Spatial patterns and scale freedom in a Prisoner's Dilemma cellular automata with Pavlovian strategies

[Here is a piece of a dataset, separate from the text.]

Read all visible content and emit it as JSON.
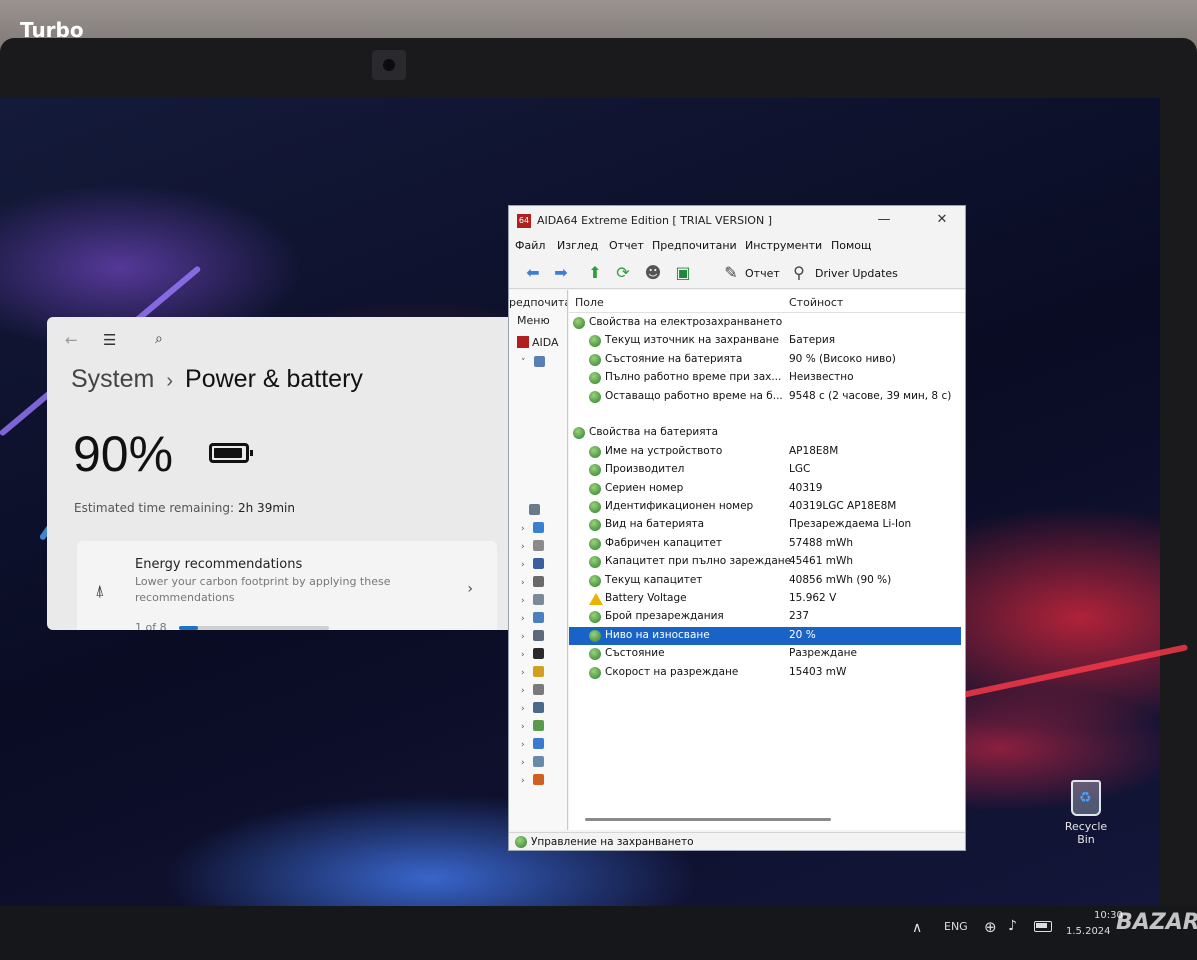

A cellular automaton in which cells represent agents playing the Prisoner's Dilemma (PD) game following the simple "win-stay, loose-shift" strategy is studied. Individuals with binary behavior, such as they can either cooperate (C) or defect (D), play repeatedly with their neighbors (Von Neumann's and Moore's neighborhoods). Their utilities in each round of the game are given by a rescaled payoff matrix described by a single parameter Tau, which measures the ratio of 'temptation to defect' to 'reward for cooperation'. Depending on the region of the parameter space Tau, the system self-organizes - after a transient - into dynamical equilibrium states characterized by different definite fractions of C agents (2 states for the Von Neumann neighborhood and 4 for Moore neighborhood). For some ranges of Tau the cluster size distributions, the power spectrums P(f) and the perimeter-area curves follow power-law scalings. Percolation below threshold is also found for D agent clusters. We also analyze the asynchronous dynamics version of this model and compare results.